Note: If you are lengthening your pattern pieces, you will need to purchase additional fabric.
You will find lengthen/shorten lines on all upper and lower body pieces of the Lola pattern.
Upper Adjustment Lines:
The lengthen/shorten line on the upper dress pieces (A, B, D) will be used to adjust the length of the upper portion of the dress. If your back length measurement that is less/greater than the finished garment back length measurement for your selected size.
Calculate your adjustment amount:
To determine the amount to lengthen/shorten the upper bodice, calculate the difference between your personal back length and the pattern's back length for your size.
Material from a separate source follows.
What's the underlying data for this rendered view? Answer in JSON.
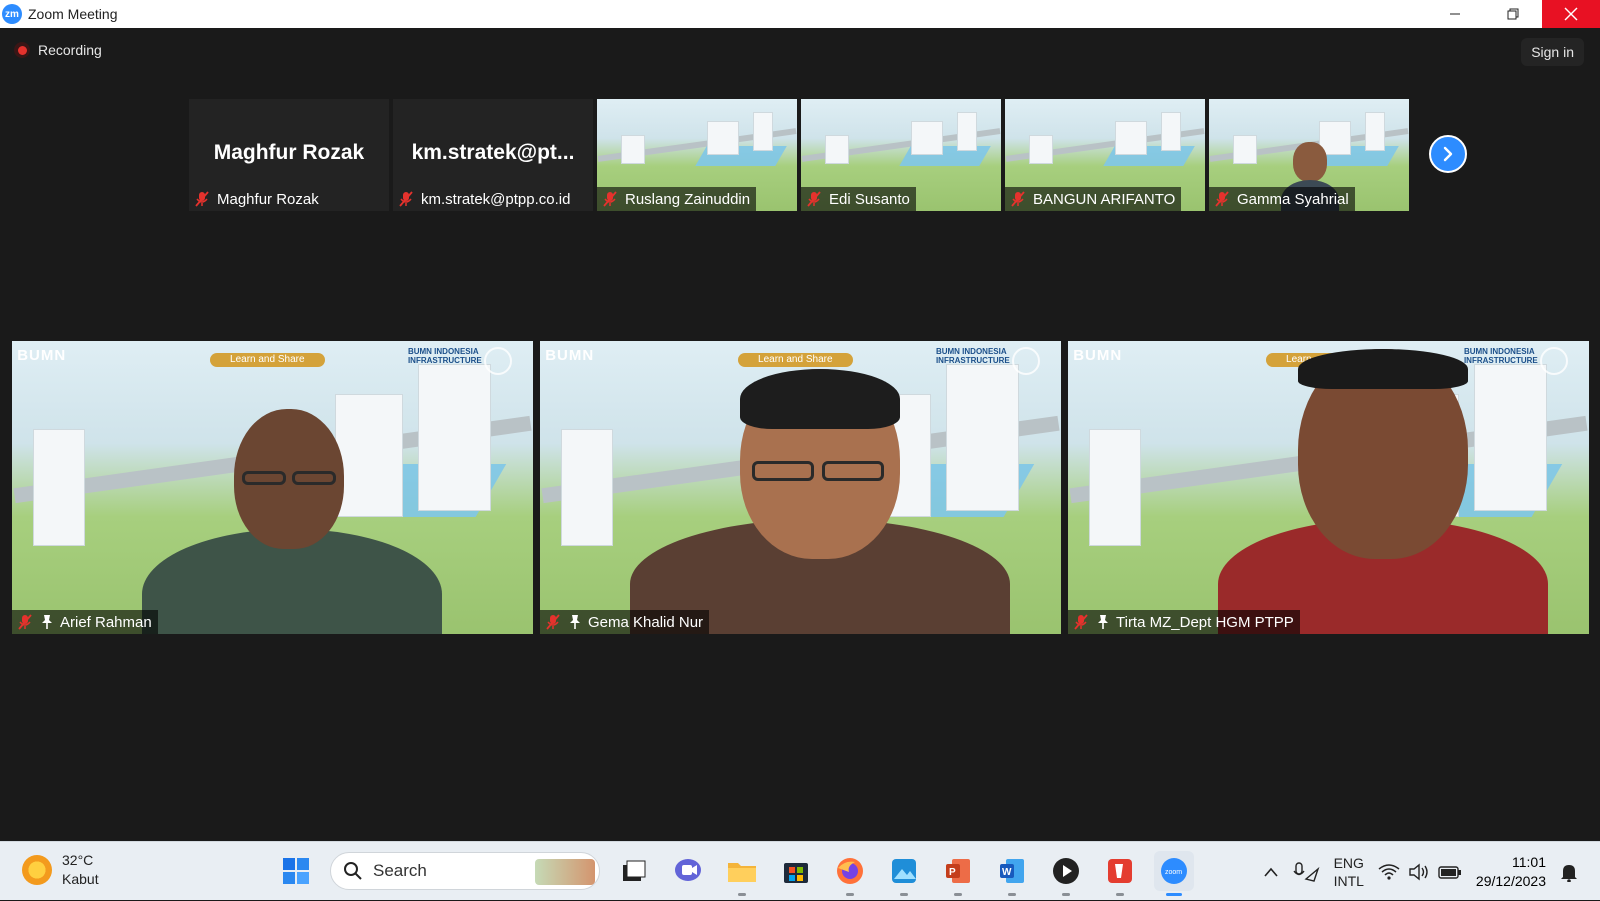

This adjustment will also affect the overall length of the dress.
Lower Adjustment Lines:
If you simply want to adjust length of the dress *where the hem falls on you), but want to maintain the waistline level as-is, use the lengthen/shorten line on the lower dress pieces (G, H, I)
- Mark your adjustment measurement above the lengthen/shorten line (I mark from the upper line) on your upper dress pattern pieces. Piece D is shown here. Follow these steps for pieces A and B as well. In the diagram below, this line is shown in blue.
- Fold the pattern at the lengthen shorten line (folding at the upper line), and bring it to meet with the blue line. Tape the lower portion of the pattern at this new position.
- Depending on the shape of your pattern piece, you may need to insert tissue paper behind the pattern to adjust the shaping at the sides.
- Connect the pattern edge, forming a new smooth line that resembles the original line of the pattern (circled in red).
- Cut the pattern pieces along the lengthen/shorten line. Tape the upper portion of the pattern to a piece of tissue.
- Measure down from the cut edge of the pattern by your desired lengthening amount. At this measurement, draw a line parallel to your cut edge.
- Attache the lower portion of the pattern, aligning the cut edge to your newly drawn line.
- For pieces that are cut on the fold, make sure that the centre front/back edge is perfectly aligned. For pieces that have a regular grainline, use the grainline to ensure that the pieces are perfectly aligned. (Shown by a blue line, circled in red)
Note: In the next Sewalong post, we'll discuss how to make a full and small bust adjustment. See on on Wednesday, November 20th
Leave a comment
Comments will be approved before showing up.
Also in The Victory Patterns Blog
Last year we released the Atlas mitten pattern and have had lots of requests to make a winter hat pattern to go with it, so I'm happy to announce that our latest accessory pattern - The Atlas Tuque - is here. What's a Tuque, you ask? You may call it a beanie, winter hat, block heater, but here in Canada, this is what we call it.